*** Opening MATERIAL SUPPLIED ***
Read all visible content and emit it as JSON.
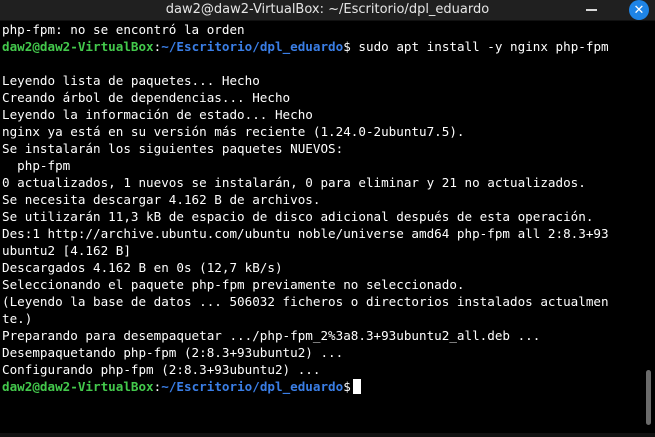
{
  "window": {
    "title": "daw2@daw2-VirtualBox: ~/Escritorio/dpl_eduardo",
    "close_glyph": "✕"
  },
  "prompt": {
    "user_host": "daw2@daw2-VirtualBox",
    "sep": ":",
    "path": "~/Escritorio/dpl_eduardo",
    "symbol": "$"
  },
  "command": " sudo apt install -y nginx php-fpm",
  "lines": [
    "php-fpm: no se encontró la orden",
    "",
    "",
    "Leyendo lista de paquetes... Hecho",
    "Creando árbol de dependencias... Hecho",
    "Leyendo la información de estado... Hecho",
    "nginx ya está en su versión más reciente (1.24.0-2ubuntu7.5).",
    "Se instalarán los siguientes paquetes NUEVOS:",
    "  php-fpm",
    "0 actualizados, 1 nuevos se instalarán, 0 para eliminar y 21 no actualizados.",
    "Se necesita descargar 4.162 B de archivos.",
    "Se utilizarán 11,3 kB de espacio de disco adicional después de esta operación.",
    "Des:1 http://archive.ubuntu.com/ubuntu noble/universe amd64 php-fpm all 2:8.3+93",
    "ubuntu2 [4.162 B]",
    "Descargados 4.162 B en 0s (12,7 kB/s)",
    "Seleccionando el paquete php-fpm previamente no seleccionado.",
    "(Leyendo la base de datos ... 506032 ficheros o directorios instalados actualmen",
    "te.)",
    "Preparando para desempaquetar .../php-fpm_2%3a8.3+93ubuntu2_all.deb ...",
    "Desempaquetando php-fpm (2:8.3+93ubuntu2) ...",
    "Configurando php-fpm (2:8.3+93ubuntu2) ..."
  ],
  "colors": {
    "prompt_user": "#43c94c",
    "prompt_path": "#3a7ee6",
    "close_button": "#1e84e6"
  }
}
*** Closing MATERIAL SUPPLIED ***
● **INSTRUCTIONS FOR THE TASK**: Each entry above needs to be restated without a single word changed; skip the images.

● **ANSWER SPACE**:
Read all visible content and emit it as JSON.
{
  "window": {
    "title": "daw2@daw2-VirtualBox: ~/Escritorio/dpl_eduardo",
    "close_glyph": "✕"
  },
  "prompt": {
    "user_host": "daw2@daw2-VirtualBox",
    "sep": ":",
    "path": "~/Escritorio/dpl_eduardo",
    "symbol": "$"
  },
  "command": " sudo apt install -y nginx php-fpm",
  "lines": [
    "php-fpm: no se encontró la orden",
    "",
    "",
    "Leyendo lista de paquetes... Hecho",
    "Creando árbol de dependencias... Hecho",
    "Leyendo la información de estado... Hecho",
    "nginx ya está en su versión más reciente (1.24.0-2ubuntu7.5).",
    "Se instalarán los siguientes paquetes NUEVOS:",
    "  php-fpm",
    "0 actualizados, 1 nuevos se instalarán, 0 para eliminar y 21 no actualizados.",
    "Se necesita descargar 4.162 B de archivos.",
    "Se utilizarán 11,3 kB de espacio de disco adicional después de esta operación.",
    "Des:1 http://archive.ubuntu.com/ubuntu noble/universe amd64 php-fpm all 2:8.3+93",
    "ubuntu2 [4.162 B]",
    "Descargados 4.162 B en 0s (12,7 kB/s)",
    "Seleccionando el paquete php-fpm previamente no seleccionado.",
    "(Leyendo la base de datos ... 506032 ficheros o directorios instalados actualmen",
    "te.)",
    "Preparando para desempaquetar .../php-fpm_2%3a8.3+93ubuntu2_all.deb ...",
    "Desempaquetando php-fpm (2:8.3+93ubuntu2) ...",
    "Configurando php-fpm (2:8.3+93ubuntu2) ..."
  ],
  "colors": {
    "prompt_user": "#43c94c",
    "prompt_path": "#3a7ee6",
    "close_button": "#1e84e6"
  }
}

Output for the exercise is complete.